According to a University of Iowa study published by the American Chemical Society, between 51,000 and 79,000 Iowans are at risk for lead exposure in drinking water that exceeds the threshold set by the U.S. Environmental Protection Agency. Amina Grant, a Ph.D. student studying civil and environmental engineering, was lead author on the study which examined now many Iowans may be consuming drinking water that has more lead than is allowed by the EPA’s Lead and Copper Rule (LCR).

“The EPA established the LCR in 1991, but that is only one way in which lead levels in drinking water are assessed,” said Grant. “There are much lower thresholds set by the World Health Organization, the U.S. Food and Drug Administration, and the American Academy of Pediatrics. We wanted to see how many Iowans may be exposed to lead at these levels.”

As part of a class project, Grant developed a computer program that would gather data on drinking water lead levels from a publicly available database. The database contains entries from communities of various sizes from across the state of Iowa. Grant notes that 90% of Iowans receive public water, while the remaining 10% are on private wells.

Grant’s advisor, Michelle Scherer, the Donald E. Bently Professor of Engineering in the Department of Civil and Environmental Engineering and a co-author on the study, says it is somewhat surprising that these kind of estimates haven't been done before. "The long-term benefit of Amina's work is that it lays out a simple, but rigorous way to get a handle on the potential extent of lead in public drinking water,” said Scherer who added that “it would be very useful to use this kind of approach in other states to map out the extent nationwide.” Scherer cautions, however, that Amina's worked looked only at public water. "No regulations are currently in place for private well water and drinking water in school and we need to do more to assess the extent of lead in these drinking water sources as well." 

“While we have been lucky to not have major lead-in-water crises in Iowa, the genesis of our work was our observation that several small water utilities in Iowa had exceeded the 15 ppb LCR action level.
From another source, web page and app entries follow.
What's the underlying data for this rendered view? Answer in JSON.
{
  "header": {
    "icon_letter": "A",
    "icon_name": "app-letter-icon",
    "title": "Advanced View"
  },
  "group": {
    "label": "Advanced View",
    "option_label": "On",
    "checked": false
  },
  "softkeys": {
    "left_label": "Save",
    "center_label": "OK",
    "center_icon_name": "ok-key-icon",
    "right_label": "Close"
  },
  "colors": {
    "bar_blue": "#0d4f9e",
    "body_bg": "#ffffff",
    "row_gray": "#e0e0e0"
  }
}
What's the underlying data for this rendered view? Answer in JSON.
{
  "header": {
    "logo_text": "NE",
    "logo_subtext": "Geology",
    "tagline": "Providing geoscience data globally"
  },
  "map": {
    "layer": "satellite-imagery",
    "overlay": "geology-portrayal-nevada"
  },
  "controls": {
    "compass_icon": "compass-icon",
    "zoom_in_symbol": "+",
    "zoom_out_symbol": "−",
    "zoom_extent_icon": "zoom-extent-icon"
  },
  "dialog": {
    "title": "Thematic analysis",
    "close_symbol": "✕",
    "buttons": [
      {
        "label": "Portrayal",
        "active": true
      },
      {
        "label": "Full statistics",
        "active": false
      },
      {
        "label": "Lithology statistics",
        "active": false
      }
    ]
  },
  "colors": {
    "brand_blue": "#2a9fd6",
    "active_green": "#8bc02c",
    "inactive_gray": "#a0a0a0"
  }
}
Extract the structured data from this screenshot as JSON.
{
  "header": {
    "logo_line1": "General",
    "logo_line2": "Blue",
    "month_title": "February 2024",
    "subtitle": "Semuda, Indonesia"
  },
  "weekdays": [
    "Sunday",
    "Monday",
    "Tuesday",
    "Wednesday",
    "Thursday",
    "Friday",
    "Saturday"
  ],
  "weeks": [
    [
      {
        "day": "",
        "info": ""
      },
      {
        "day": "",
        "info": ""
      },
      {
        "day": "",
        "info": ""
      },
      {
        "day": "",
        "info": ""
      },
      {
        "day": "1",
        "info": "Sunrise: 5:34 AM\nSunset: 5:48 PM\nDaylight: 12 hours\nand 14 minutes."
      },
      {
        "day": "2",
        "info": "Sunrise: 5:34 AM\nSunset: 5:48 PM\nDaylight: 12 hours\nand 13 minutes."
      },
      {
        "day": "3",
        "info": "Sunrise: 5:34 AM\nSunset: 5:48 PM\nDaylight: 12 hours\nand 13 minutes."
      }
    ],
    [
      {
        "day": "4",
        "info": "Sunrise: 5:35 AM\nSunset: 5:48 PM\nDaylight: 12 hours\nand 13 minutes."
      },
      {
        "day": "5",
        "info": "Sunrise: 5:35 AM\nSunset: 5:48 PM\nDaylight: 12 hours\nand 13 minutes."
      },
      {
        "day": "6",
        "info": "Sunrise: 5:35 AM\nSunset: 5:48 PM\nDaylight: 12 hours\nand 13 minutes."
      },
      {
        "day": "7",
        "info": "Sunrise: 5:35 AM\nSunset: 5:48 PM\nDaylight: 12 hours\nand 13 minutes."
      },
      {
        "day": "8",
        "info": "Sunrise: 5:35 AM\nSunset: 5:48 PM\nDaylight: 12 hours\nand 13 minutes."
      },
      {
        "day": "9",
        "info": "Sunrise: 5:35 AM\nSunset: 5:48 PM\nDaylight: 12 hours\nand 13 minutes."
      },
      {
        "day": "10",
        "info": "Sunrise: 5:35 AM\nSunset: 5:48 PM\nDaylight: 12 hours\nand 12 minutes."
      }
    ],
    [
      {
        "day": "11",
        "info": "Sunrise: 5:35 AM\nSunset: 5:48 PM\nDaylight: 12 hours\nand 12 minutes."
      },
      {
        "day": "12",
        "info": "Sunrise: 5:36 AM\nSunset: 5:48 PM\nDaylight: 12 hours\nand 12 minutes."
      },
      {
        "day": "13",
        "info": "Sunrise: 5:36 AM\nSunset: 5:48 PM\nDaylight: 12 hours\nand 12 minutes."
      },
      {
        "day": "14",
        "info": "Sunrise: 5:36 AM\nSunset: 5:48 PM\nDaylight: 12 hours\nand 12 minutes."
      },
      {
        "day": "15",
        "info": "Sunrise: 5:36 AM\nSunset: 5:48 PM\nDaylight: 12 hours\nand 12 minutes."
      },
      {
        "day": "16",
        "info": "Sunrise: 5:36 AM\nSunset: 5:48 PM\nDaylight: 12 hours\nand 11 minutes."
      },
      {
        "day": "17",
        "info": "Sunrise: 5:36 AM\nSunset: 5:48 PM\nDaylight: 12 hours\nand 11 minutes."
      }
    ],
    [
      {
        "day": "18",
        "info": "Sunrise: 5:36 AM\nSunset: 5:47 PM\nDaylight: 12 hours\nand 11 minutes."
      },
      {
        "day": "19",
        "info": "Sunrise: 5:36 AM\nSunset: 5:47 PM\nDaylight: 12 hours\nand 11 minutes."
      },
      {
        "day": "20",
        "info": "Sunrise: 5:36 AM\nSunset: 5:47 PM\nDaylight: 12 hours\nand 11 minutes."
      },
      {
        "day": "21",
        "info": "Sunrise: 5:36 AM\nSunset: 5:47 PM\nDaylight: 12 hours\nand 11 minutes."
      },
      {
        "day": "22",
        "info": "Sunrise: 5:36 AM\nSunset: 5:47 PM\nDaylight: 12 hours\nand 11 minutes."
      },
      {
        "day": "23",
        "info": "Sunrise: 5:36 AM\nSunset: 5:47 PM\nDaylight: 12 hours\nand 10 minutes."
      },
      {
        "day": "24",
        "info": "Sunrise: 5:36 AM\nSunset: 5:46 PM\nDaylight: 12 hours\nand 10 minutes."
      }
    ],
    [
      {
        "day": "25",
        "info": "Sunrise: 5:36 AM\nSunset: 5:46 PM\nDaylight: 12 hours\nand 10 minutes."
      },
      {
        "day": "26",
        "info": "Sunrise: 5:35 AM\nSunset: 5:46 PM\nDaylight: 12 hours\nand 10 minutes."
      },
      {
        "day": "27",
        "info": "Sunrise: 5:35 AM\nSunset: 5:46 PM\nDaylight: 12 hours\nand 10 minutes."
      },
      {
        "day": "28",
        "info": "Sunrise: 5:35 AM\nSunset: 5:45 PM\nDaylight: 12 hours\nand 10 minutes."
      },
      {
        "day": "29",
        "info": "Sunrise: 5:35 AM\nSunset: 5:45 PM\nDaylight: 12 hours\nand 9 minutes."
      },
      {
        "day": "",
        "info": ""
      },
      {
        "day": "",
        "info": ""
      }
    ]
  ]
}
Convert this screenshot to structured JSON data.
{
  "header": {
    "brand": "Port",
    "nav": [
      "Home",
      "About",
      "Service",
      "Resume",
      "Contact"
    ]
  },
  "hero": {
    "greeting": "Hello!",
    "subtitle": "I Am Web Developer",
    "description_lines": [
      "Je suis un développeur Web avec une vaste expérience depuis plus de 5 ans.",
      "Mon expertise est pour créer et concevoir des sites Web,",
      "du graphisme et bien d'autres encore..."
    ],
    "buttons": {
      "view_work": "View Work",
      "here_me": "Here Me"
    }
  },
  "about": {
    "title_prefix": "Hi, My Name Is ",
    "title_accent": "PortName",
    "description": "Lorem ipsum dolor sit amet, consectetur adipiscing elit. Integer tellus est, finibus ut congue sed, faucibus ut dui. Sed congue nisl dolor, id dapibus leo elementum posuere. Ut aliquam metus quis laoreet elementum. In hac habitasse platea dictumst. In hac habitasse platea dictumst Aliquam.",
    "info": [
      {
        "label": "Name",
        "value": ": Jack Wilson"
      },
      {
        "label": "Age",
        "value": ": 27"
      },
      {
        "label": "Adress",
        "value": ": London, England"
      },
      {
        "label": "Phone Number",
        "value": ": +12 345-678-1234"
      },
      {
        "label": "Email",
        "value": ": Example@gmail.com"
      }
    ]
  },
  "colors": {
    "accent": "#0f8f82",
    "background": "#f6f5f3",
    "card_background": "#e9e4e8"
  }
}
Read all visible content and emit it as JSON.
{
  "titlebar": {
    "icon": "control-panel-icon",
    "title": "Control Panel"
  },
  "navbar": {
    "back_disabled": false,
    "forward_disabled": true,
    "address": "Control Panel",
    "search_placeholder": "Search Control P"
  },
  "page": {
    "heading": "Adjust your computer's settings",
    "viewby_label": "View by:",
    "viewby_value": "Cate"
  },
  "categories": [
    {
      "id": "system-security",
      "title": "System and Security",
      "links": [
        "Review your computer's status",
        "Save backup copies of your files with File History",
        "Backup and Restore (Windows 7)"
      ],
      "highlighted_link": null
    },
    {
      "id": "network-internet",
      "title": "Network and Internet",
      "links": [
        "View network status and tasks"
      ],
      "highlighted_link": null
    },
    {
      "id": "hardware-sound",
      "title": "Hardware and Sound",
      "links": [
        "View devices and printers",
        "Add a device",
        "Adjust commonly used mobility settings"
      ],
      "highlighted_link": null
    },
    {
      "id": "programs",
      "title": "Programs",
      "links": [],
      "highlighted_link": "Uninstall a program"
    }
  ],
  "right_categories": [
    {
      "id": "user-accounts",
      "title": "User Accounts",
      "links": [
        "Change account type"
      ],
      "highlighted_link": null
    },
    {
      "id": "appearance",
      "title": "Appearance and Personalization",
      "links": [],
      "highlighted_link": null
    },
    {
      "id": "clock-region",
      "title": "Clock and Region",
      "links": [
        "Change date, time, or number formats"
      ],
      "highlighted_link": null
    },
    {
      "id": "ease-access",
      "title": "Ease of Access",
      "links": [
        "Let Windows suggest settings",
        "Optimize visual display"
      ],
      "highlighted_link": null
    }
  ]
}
Amina’s study highlights that a small percentage of homes are sampled for lead. We encourage anyone with an older home or young kids to get their water tested for lead,” adds Drew Latta, a research scientist in IIHR-Hydroscience and Engineering and a co-author of the study.

The lead levels established by the EPA represent a utility-centric approach, and Grant and her team believe that their findings make the case for developing a more consumer-centric approach to lead in drinking water policies. For Grant, the EPA’s trigger for actions, lead levels that exceed 15 parts per billion, may not be the best standard to protect Iowans.

“Unlike other metals, lead offers no health value and can have detrimental effects such as increasing blood pressure and damaging brain development in children,” said Grant. “If we assessed risk at lower levels of lead in drinking water, we could better protect Iowans and mitigate the negative impacts on public health.”

The full study, “Estimating Consumers at Risk from Drinking Elevated Lead Concentrations: An Iowa Case Study,” can be found here: https://pubs.acs.org/doi/10.1021/acs.estlett.0c00753#.